#### What is needed
Output a faithful copy of the entries, every picture removed.

#### The data

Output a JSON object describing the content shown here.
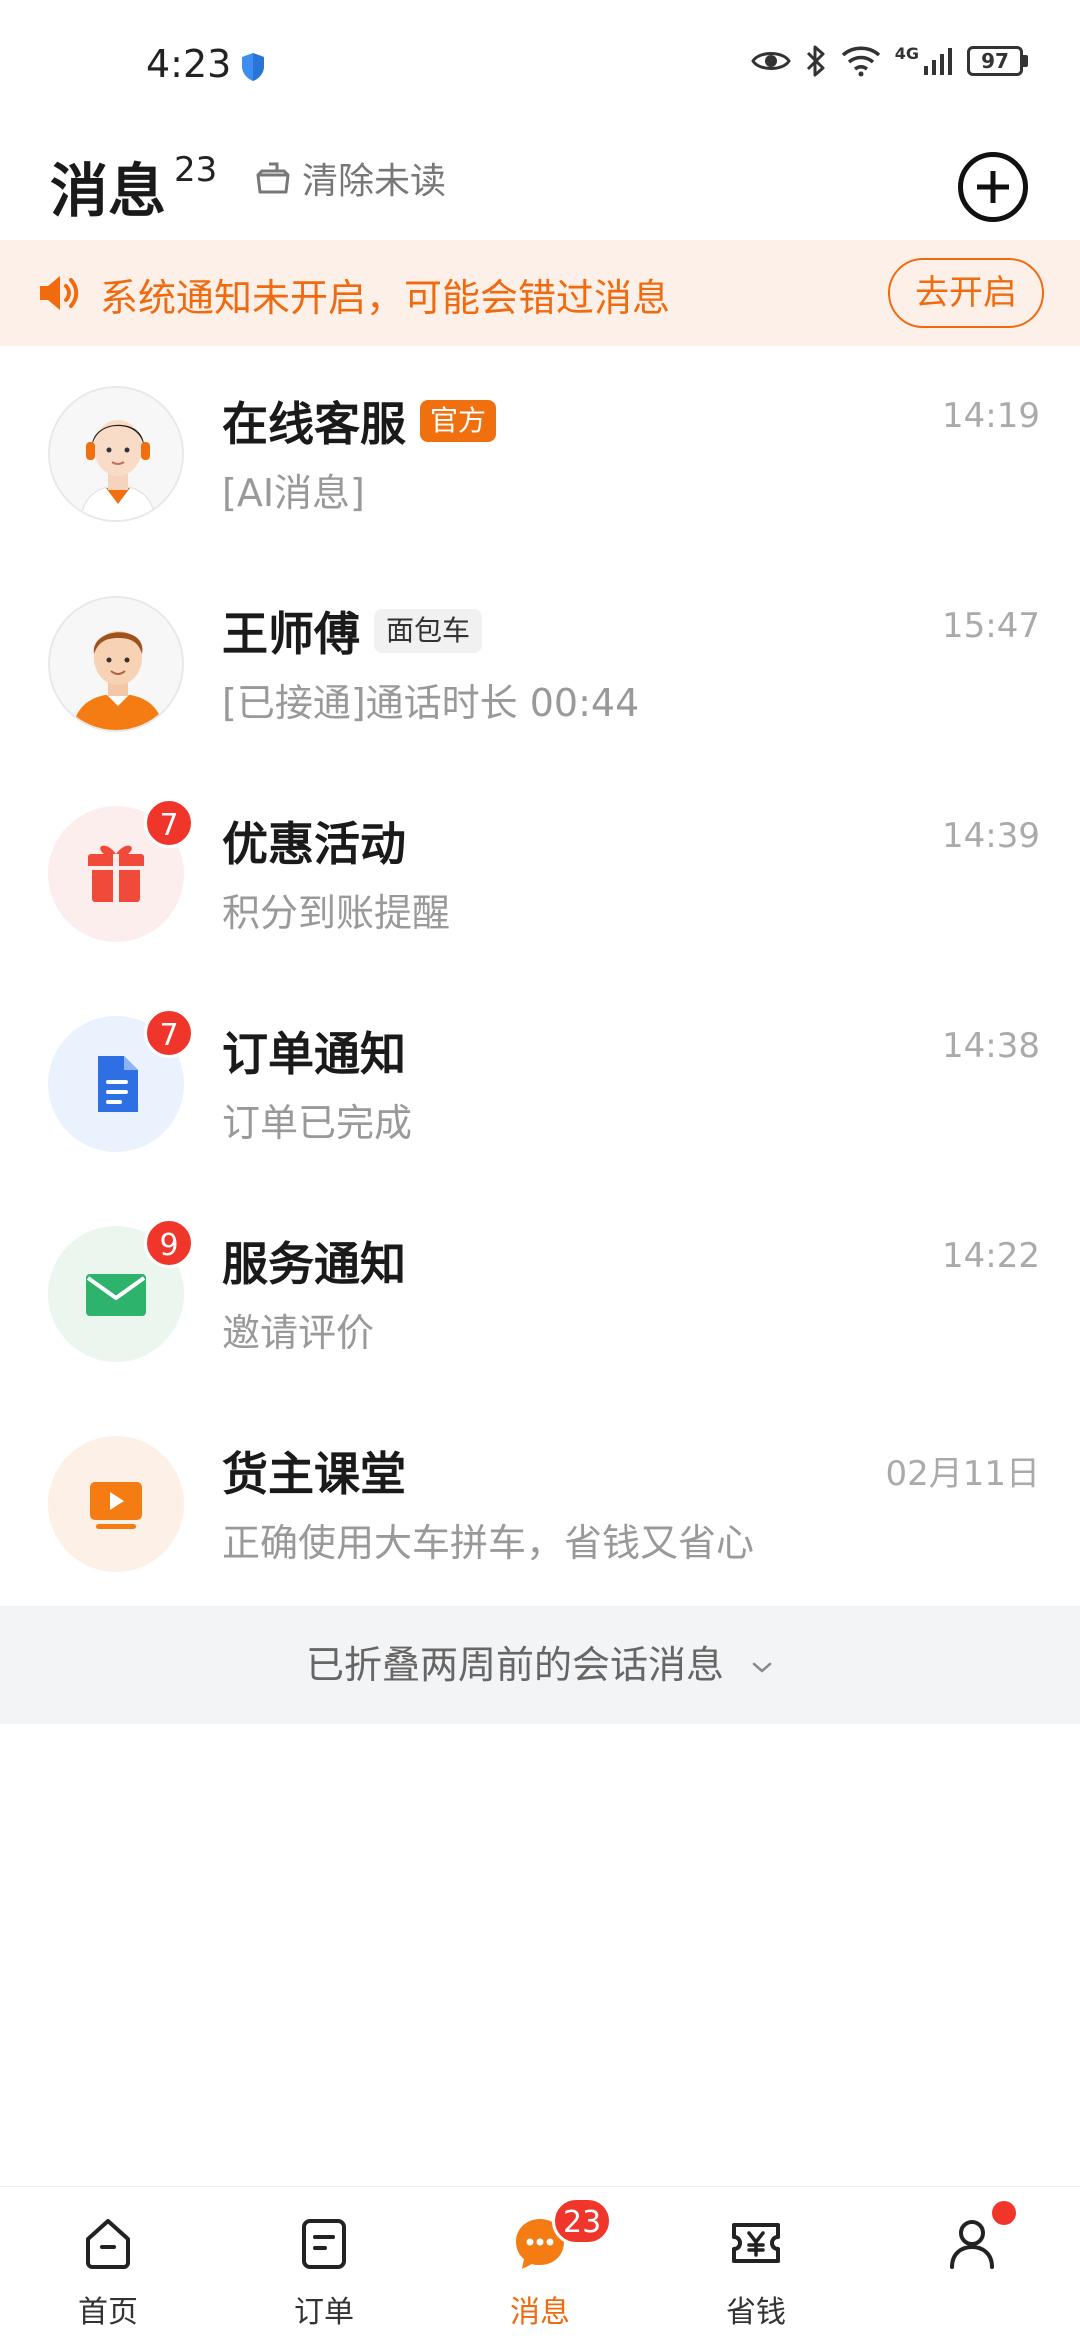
{
  "status_bar": {
    "time": "4:23",
    "network": "4G",
    "battery": "97"
  },
  "header": {
    "title": "消息",
    "unread_count": "23",
    "clear_unread_label": "清除未读"
  },
  "banner": {
    "text": "系统通知未开启，可能会错过消息",
    "button_label": "去开启",
    "accent_color": "#f06a10"
  },
  "conversations": [
    {
      "name": "在线客服",
      "tag": "官方",
      "preview": "[AI消息]",
      "time": "14:19",
      "badge": null,
      "avatar": "customer-service-avatar"
    },
    {
      "name": "王师傅",
      "tag": "面包车",
      "preview": "[已接通]通话时长 00:44",
      "time": "15:47",
      "badge": null,
      "avatar": "driver-avatar"
    },
    {
      "name": "优惠活动",
      "tag": null,
      "preview": "积分到账提醒",
      "time": "14:39",
      "badge": "7",
      "avatar": "gift-icon"
    },
    {
      "name": "订单通知",
      "tag": null,
      "preview": "订单已完成",
      "time": "14:38",
      "badge": "7",
      "avatar": "document-icon"
    },
    {
      "name": "服务通知",
      "tag": null,
      "preview": "邀请评价",
      "time": "14:22",
      "badge": "9",
      "avatar": "envelope-icon"
    },
    {
      "name": "货主课堂",
      "tag": null,
      "preview": "正确使用大车拼车，省钱又省心",
      "time": "02月11日",
      "badge": null,
      "avatar": "video-icon"
    }
  ],
  "fold_bar": {
    "label": "已折叠两周前的会话消息"
  },
  "bottom_nav": {
    "items": [
      {
        "label": "首页",
        "icon": "home-icon"
      },
      {
        "label": "订单",
        "icon": "order-icon"
      },
      {
        "label": "消息",
        "icon": "message-icon",
        "badge": "23",
        "active": true
      },
      {
        "label": "省钱",
        "icon": "coupon-icon"
      },
      {
        "label": "",
        "icon": "profile-icon",
        "dot": true
      }
    ]
  }
}
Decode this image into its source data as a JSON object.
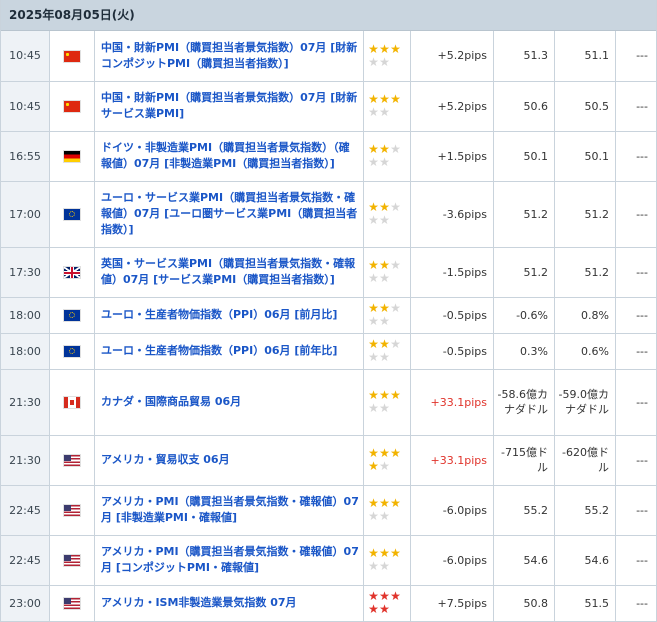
{
  "date": "2025年08月05日(火)",
  "colors": {
    "header_bg": "#c9d5df",
    "link": "#1a56c7",
    "star_on": "#f2b300",
    "star_off": "#d6d6d6",
    "star_red": "#e0332b",
    "hot": "#e0332b"
  },
  "rows": [
    {
      "time": "10:45",
      "flag": "china-flag-icon",
      "name": "中国・財新PMI（購買担当者景気指数）07月 [財新コンポジットPMI（購買担当者指数）]",
      "stars": [
        "on",
        "on",
        "on",
        "off",
        "off"
      ],
      "pips": "+5.2pips",
      "hot": false,
      "actual": "51.3",
      "prev": "51.1",
      "result": "---",
      "h": 50
    },
    {
      "time": "10:45",
      "flag": "china-flag-icon",
      "name": "中国・財新PMI（購買担当者景気指数）07月 [財新サービス業PMI]",
      "stars": [
        "on",
        "on",
        "on",
        "off",
        "off"
      ],
      "pips": "+5.2pips",
      "hot": false,
      "actual": "50.6",
      "prev": "50.5",
      "result": "---",
      "h": 50
    },
    {
      "time": "16:55",
      "flag": "germany-flag-icon",
      "name": "ドイツ・非製造業PMI（購買担当者景気指数）（確報値）07月 [非製造業PMI（購買担当者指数）]",
      "stars": [
        "on",
        "on",
        "off",
        "off",
        "off"
      ],
      "pips": "+1.5pips",
      "hot": false,
      "actual": "50.1",
      "prev": "50.1",
      "result": "---",
      "h": 50
    },
    {
      "time": "17:00",
      "flag": "eu-flag-icon",
      "name": "ユーロ・サービス業PMI（購買担当者景気指数・確報値）07月 [ユーロ圏サービス業PMI（購買担当者指数）]",
      "stars": [
        "on",
        "on",
        "off",
        "off",
        "off"
      ],
      "pips": "-3.6pips",
      "hot": false,
      "actual": "51.2",
      "prev": "51.2",
      "result": "---",
      "h": 66
    },
    {
      "time": "17:30",
      "flag": "uk-flag-icon",
      "name": "英国・サービス業PMI（購買担当者景気指数・確報値）07月 [サービス業PMI（購買担当者指数）]",
      "stars": [
        "on",
        "on",
        "off",
        "off",
        "off"
      ],
      "pips": "-1.5pips",
      "hot": false,
      "actual": "51.2",
      "prev": "51.2",
      "result": "---",
      "h": 50
    },
    {
      "time": "18:00",
      "flag": "eu-flag-icon",
      "name": "ユーロ・生産者物価指数（PPI）06月 [前月比]",
      "stars": [
        "on",
        "on",
        "off",
        "off",
        "off"
      ],
      "pips": "-0.5pips",
      "hot": false,
      "actual": "-0.6%",
      "prev": "0.8%",
      "result": "---",
      "h": 36
    },
    {
      "time": "18:00",
      "flag": "eu-flag-icon",
      "name": "ユーロ・生産者物価指数（PPI）06月 [前年比]",
      "stars": [
        "on",
        "on",
        "off",
        "off",
        "off"
      ],
      "pips": "-0.5pips",
      "hot": false,
      "actual": "0.3%",
      "prev": "0.6%",
      "result": "---",
      "h": 36
    },
    {
      "time": "21:30",
      "flag": "canada-flag-icon",
      "name": "カナダ・国際商品貿易 06月",
      "stars": [
        "on",
        "on",
        "on",
        "off",
        "off"
      ],
      "pips": "+33.1pips",
      "hot": true,
      "actual": "-58.6億カナダドル",
      "prev": "-59.0億カナダドル",
      "result": "---",
      "h": 66
    },
    {
      "time": "21:30",
      "flag": "usa-flag-icon",
      "name": "アメリカ・貿易収支 06月",
      "stars": [
        "on",
        "on",
        "on",
        "on",
        "off"
      ],
      "pips": "+33.1pips",
      "hot": true,
      "actual": "-715億ドル",
      "prev": "-620億ドル",
      "result": "---",
      "h": 50
    },
    {
      "time": "22:45",
      "flag": "usa-flag-icon",
      "name": "アメリカ・PMI（購買担当者景気指数・確報値）07月 [非製造業PMI・確報値]",
      "stars": [
        "on",
        "on",
        "on",
        "off",
        "off"
      ],
      "pips": "-6.0pips",
      "hot": false,
      "actual": "55.2",
      "prev": "55.2",
      "result": "---",
      "h": 50
    },
    {
      "time": "22:45",
      "flag": "usa-flag-icon",
      "name": "アメリカ・PMI（購買担当者景気指数・確報値）07月 [コンポジットPMI・確報値]",
      "stars": [
        "on",
        "on",
        "on",
        "off",
        "off"
      ],
      "pips": "-6.0pips",
      "hot": false,
      "actual": "54.6",
      "prev": "54.6",
      "result": "---",
      "h": 50
    },
    {
      "time": "23:00",
      "flag": "usa-flag-icon",
      "name": "アメリカ・ISM非製造業景気指数 07月",
      "stars": [
        "red",
        "red",
        "red",
        "red",
        "red"
      ],
      "pips": "+7.5pips",
      "hot": false,
      "actual": "50.8",
      "prev": "51.5",
      "result": "---",
      "h": 36
    }
  ]
}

#### Answer for the task
Output a JSON object describing the content shown here.
{
  "status_bar": {
    "time": "4:23",
    "network": "4G",
    "battery": "97"
  },
  "header": {
    "title": "消息",
    "unread_count": "23",
    "clear_unread_label": "清除未读"
  },
  "banner": {
    "text": "系统通知未开启，可能会错过消息",
    "button_label": "去开启",
    "accent_color": "#f06a10"
  },
  "conversations": [
    {
      "name": "在线客服",
      "tag": "官方",
      "preview": "[AI消息]",
      "time": "14:19",
      "badge": null,
      "avatar": "customer-service-avatar"
    },
    {
      "name": "王师傅",
      "tag": "面包车",
      "preview": "[已接通]通话时长 00:44",
      "time": "15:47",
      "badge": null,
      "avatar": "driver-avatar"
    },
    {
      "name": "优惠活动",
      "tag": null,
      "preview": "积分到账提醒",
      "time": "14:39",
      "badge": "7",
      "avatar": "gift-icon"
    },
    {
      "name": "订单通知",
      "tag": null,
      "preview": "订单已完成",
      "time": "14:38",
      "badge": "7",
      "avatar": "document-icon"
    },
    {
      "name": "服务通知",
      "tag": null,
      "preview": "邀请评价",
      "time": "14:22",
      "badge": "9",
      "avatar": "envelope-icon"
    },
    {
      "name": "货主课堂",
      "tag": null,
      "preview": "正确使用大车拼车，省钱又省心",
      "time": "02月11日",
      "badge": null,
      "avatar": "video-icon"
    }
  ],
  "fold_bar": {
    "label": "已折叠两周前的会话消息"
  },
  "bottom_nav": {
    "items": [
      {
        "label": "首页",
        "icon": "home-icon"
      },
      {
        "label": "订单",
        "icon": "order-icon"
      },
      {
        "label": "消息",
        "icon": "message-icon",
        "badge": "23",
        "active": true
      },
      {
        "label": "省钱",
        "icon": "coupon-icon"
      },
      {
        "label": "",
        "icon": "profile-icon",
        "dot": true
      }
    ]
  }
}
Decode this image into its source data as a JSON object.
{
  "date": "2025年08月05日(火)",
  "colors": {
    "header_bg": "#c9d5df",
    "link": "#1a56c7",
    "star_on": "#f2b300",
    "star_off": "#d6d6d6",
    "star_red": "#e0332b",
    "hot": "#e0332b"
  },
  "rows": [
    {
      "time": "10:45",
      "flag": "china-flag-icon",
      "name": "中国・財新PMI（購買担当者景気指数）07月 [財新コンポジットPMI（購買担当者指数）]",
      "stars": [
        "on",
        "on",
        "on",
        "off",
        "off"
      ],
      "pips": "+5.2pips",
      "hot": false,
      "actual": "51.3",
      "prev": "51.1",
      "result": "---",
      "h": 50
    },
    {
      "time": "10:45",
      "flag": "china-flag-icon",
      "name": "中国・財新PMI（購買担当者景気指数）07月 [財新サービス業PMI]",
      "stars": [
        "on",
        "on",
        "on",
        "off",
        "off"
      ],
      "pips": "+5.2pips",
      "hot": false,
      "actual": "50.6",
      "prev": "50.5",
      "result": "---",
      "h": 50
    },
    {
      "time": "16:55",
      "flag": "germany-flag-icon",
      "name": "ドイツ・非製造業PMI（購買担当者景気指数）（確報値）07月 [非製造業PMI（購買担当者指数）]",
      "stars": [
        "on",
        "on",
        "off",
        "off",
        "off"
      ],
      "pips": "+1.5pips",
      "hot": false,
      "actual": "50.1",
      "prev": "50.1",
      "result": "---",
      "h": 50
    },
    {
      "time": "17:00",
      "flag": "eu-flag-icon",
      "name": "ユーロ・サービス業PMI（購買担当者景気指数・確報値）07月 [ユーロ圏サービス業PMI（購買担当者指数）]",
      "stars": [
        "on",
        "on",
        "off",
        "off",
        "off"
      ],
      "pips": "-3.6pips",
      "hot": false,
      "actual": "51.2",
      "prev": "51.2",
      "result": "---",
      "h": 66
    },
    {
      "time": "17:30",
      "flag": "uk-flag-icon",
      "name": "英国・サービス業PMI（購買担当者景気指数・確報値）07月 [サービス業PMI（購買担当者指数）]",
      "stars": [
        "on",
        "on",
        "off",
        "off",
        "off"
      ],
      "pips": "-1.5pips",
      "hot": false,
      "actual": "51.2",
      "prev": "51.2",
      "result": "---",
      "h": 50
    },
    {
      "time": "18:00",
      "flag": "eu-flag-icon",
      "name": "ユーロ・生産者物価指数（PPI）06月 [前月比]",
      "stars": [
        "on",
        "on",
        "off",
        "off",
        "off"
      ],
      "pips": "-0.5pips",
      "hot": false,
      "actual": "-0.6%",
      "prev": "0.8%",
      "result": "---",
      "h": 36
    },
    {
      "time": "18:00",
      "flag": "eu-flag-icon",
      "name": "ユーロ・生産者物価指数（PPI）06月 [前年比]",
      "stars": [
        "on",
        "on",
        "off",
        "off",
        "off"
      ],
      "pips": "-0.5pips",
      "hot": false,
      "actual": "0.3%",
      "prev": "0.6%",
      "result": "---",
      "h": 36
    },
    {
      "time": "21:30",
      "flag": "canada-flag-icon",
      "name": "カナダ・国際商品貿易 06月",
      "stars": [
        "on",
        "on",
        "on",
        "off",
        "off"
      ],
      "pips": "+33.1pips",
      "hot": true,
      "actual": "-58.6億カナダドル",
      "prev": "-59.0億カナダドル",
      "result": "---",
      "h": 66
    },
    {
      "time": "21:30",
      "flag": "usa-flag-icon",
      "name": "アメリカ・貿易収支 06月",
      "stars": [
        "on",
        "on",
        "on",
        "on",
        "off"
      ],
      "pips": "+33.1pips",
      "hot": true,
      "actual": "-715億ドル",
      "prev": "-620億ドル",
      "result": "---",
      "h": 50
    },
    {
      "time": "22:45",
      "flag": "usa-flag-icon",
      "name": "アメリカ・PMI（購買担当者景気指数・確報値）07月 [非製造業PMI・確報値]",
      "stars": [
        "on",
        "on",
        "on",
        "off",
        "off"
      ],
      "pips": "-6.0pips",
      "hot": false,
      "actual": "55.2",
      "prev": "55.2",
      "result": "---",
      "h": 50
    },
    {
      "time": "22:45",
      "flag": "usa-flag-icon",
      "name": "アメリカ・PMI（購買担当者景気指数・確報値）07月 [コンポジットPMI・確報値]",
      "stars": [
        "on",
        "on",
        "on",
        "off",
        "off"
      ],
      "pips": "-6.0pips",
      "hot": false,
      "actual": "54.6",
      "prev": "54.6",
      "result": "---",
      "h": 50
    },
    {
      "time": "23:00",
      "flag": "usa-flag-icon",
      "name": "アメリカ・ISM非製造業景気指数 07月",
      "stars": [
        "red",
        "red",
        "red",
        "red",
        "red"
      ],
      "pips": "+7.5pips",
      "hot": false,
      "actual": "50.8",
      "prev": "51.5",
      "result": "---",
      "h": 36
    }
  ]
}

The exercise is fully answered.